When a line in the entries below contains the word "discs", copy that line.

(PROVIDED RECORDS)

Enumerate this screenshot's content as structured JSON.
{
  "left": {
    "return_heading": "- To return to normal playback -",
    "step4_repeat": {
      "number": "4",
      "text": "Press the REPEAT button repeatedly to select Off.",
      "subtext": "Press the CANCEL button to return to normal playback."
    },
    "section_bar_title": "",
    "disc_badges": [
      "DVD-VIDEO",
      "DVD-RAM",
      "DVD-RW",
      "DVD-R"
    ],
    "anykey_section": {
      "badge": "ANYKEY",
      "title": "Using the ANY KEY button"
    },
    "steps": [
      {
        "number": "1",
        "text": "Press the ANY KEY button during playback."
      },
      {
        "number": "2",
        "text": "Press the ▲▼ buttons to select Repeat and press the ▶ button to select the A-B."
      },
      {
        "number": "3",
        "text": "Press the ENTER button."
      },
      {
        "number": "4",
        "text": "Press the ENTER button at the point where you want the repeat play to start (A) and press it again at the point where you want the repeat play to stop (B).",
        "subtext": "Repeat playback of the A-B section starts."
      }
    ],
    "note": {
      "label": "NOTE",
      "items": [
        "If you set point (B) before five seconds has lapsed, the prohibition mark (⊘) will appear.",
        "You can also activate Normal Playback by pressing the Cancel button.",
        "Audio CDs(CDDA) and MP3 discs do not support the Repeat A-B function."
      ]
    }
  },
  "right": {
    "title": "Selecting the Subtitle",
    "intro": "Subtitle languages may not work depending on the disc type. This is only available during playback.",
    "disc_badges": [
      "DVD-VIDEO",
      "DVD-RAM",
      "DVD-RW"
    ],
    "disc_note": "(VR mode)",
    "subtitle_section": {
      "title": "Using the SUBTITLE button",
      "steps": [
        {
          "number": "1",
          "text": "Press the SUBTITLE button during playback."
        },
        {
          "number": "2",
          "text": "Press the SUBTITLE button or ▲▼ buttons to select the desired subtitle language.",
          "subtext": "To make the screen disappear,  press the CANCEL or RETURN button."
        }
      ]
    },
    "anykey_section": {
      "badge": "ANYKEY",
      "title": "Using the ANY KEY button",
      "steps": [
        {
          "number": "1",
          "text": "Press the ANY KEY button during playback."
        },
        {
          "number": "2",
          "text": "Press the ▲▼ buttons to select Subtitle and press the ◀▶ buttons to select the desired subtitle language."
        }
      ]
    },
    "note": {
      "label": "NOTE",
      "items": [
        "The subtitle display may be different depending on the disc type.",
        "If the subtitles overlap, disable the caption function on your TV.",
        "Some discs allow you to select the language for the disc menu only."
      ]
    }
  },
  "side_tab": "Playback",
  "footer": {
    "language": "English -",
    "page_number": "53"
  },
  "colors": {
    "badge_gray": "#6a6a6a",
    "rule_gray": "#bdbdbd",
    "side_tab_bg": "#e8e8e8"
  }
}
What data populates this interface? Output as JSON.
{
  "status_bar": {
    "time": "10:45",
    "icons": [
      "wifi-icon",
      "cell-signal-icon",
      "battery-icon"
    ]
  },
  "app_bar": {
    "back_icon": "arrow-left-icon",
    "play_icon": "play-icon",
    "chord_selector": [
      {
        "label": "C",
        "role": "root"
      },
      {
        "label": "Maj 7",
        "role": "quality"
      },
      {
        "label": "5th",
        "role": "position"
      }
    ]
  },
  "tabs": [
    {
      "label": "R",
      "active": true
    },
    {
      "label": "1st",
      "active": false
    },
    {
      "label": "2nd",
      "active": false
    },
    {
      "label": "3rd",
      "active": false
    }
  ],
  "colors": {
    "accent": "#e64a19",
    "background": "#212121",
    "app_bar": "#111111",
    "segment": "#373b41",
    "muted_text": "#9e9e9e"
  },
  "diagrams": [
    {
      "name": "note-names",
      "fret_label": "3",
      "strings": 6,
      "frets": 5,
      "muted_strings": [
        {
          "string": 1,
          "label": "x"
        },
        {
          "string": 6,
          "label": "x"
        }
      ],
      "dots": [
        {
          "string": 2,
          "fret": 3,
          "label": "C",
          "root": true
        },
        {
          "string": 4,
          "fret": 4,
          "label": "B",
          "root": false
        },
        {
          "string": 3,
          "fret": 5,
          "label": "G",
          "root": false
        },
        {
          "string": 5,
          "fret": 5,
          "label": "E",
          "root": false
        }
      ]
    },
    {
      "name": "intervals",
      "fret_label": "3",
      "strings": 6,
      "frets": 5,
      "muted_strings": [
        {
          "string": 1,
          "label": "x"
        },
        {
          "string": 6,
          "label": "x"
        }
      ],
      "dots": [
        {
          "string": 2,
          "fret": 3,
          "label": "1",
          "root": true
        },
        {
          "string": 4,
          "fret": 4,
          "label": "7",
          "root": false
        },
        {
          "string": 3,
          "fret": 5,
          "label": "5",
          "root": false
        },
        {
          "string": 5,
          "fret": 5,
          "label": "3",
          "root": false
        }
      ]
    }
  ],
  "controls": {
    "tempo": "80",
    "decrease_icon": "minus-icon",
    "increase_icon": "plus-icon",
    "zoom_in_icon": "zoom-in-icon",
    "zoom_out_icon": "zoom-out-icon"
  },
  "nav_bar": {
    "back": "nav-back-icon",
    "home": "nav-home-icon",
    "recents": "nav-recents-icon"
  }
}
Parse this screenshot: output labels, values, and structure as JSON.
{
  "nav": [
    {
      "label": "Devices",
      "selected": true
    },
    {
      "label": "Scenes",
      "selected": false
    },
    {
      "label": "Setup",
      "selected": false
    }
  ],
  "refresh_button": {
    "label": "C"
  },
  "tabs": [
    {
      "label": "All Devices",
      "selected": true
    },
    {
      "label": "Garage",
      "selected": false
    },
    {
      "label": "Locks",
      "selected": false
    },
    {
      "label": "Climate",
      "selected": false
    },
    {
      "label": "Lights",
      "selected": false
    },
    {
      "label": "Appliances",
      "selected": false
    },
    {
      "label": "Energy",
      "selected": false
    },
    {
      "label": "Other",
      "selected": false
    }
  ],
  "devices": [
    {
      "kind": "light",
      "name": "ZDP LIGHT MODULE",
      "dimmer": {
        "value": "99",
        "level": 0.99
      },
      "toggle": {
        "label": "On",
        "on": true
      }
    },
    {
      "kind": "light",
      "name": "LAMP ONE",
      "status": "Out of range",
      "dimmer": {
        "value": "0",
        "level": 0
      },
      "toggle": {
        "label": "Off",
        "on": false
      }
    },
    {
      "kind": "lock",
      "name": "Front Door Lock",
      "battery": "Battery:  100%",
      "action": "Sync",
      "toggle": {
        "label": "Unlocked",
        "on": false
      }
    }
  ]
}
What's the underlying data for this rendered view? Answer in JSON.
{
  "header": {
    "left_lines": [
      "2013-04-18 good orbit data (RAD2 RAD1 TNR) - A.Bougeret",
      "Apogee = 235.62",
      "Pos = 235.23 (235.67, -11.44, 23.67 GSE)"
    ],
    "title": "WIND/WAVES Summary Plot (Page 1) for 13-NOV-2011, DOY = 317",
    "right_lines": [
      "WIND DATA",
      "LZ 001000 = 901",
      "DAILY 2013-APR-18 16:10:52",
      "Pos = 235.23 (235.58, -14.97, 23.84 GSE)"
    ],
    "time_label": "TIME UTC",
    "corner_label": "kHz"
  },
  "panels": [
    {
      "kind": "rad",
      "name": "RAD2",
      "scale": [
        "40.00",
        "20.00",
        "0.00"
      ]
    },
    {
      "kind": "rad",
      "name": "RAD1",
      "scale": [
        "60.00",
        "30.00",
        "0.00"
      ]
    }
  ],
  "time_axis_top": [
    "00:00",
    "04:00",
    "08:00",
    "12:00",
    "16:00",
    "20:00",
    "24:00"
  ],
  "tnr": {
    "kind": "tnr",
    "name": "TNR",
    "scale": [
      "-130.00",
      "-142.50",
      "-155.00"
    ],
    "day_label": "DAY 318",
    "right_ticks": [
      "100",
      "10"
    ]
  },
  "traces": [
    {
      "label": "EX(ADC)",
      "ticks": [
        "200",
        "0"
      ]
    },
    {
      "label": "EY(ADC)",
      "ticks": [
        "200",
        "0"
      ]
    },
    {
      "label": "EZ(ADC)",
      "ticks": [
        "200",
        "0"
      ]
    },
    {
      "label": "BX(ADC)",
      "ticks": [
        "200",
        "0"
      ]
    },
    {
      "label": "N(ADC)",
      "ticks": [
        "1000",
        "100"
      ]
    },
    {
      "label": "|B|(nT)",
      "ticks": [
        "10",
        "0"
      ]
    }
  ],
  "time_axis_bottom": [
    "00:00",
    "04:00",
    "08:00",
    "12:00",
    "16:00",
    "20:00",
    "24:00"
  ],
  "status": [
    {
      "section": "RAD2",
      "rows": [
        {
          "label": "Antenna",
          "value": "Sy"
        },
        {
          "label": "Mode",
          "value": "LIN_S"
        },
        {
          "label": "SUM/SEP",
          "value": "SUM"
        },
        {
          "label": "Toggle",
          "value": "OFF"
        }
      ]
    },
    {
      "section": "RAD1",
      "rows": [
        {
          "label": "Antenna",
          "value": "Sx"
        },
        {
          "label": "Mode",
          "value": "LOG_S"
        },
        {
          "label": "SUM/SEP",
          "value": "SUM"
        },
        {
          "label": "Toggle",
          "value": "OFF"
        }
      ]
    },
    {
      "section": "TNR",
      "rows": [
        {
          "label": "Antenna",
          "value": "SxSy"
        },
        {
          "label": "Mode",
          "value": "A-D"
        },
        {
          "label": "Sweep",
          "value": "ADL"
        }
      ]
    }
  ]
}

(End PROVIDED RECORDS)

§ SOLUTION TO THIS EXERCISE
        "Audio CDs(CDDA) and MP3 discs do not support the Repeat A-B function."
        "Some discs allow you to select the language for the disc menu only."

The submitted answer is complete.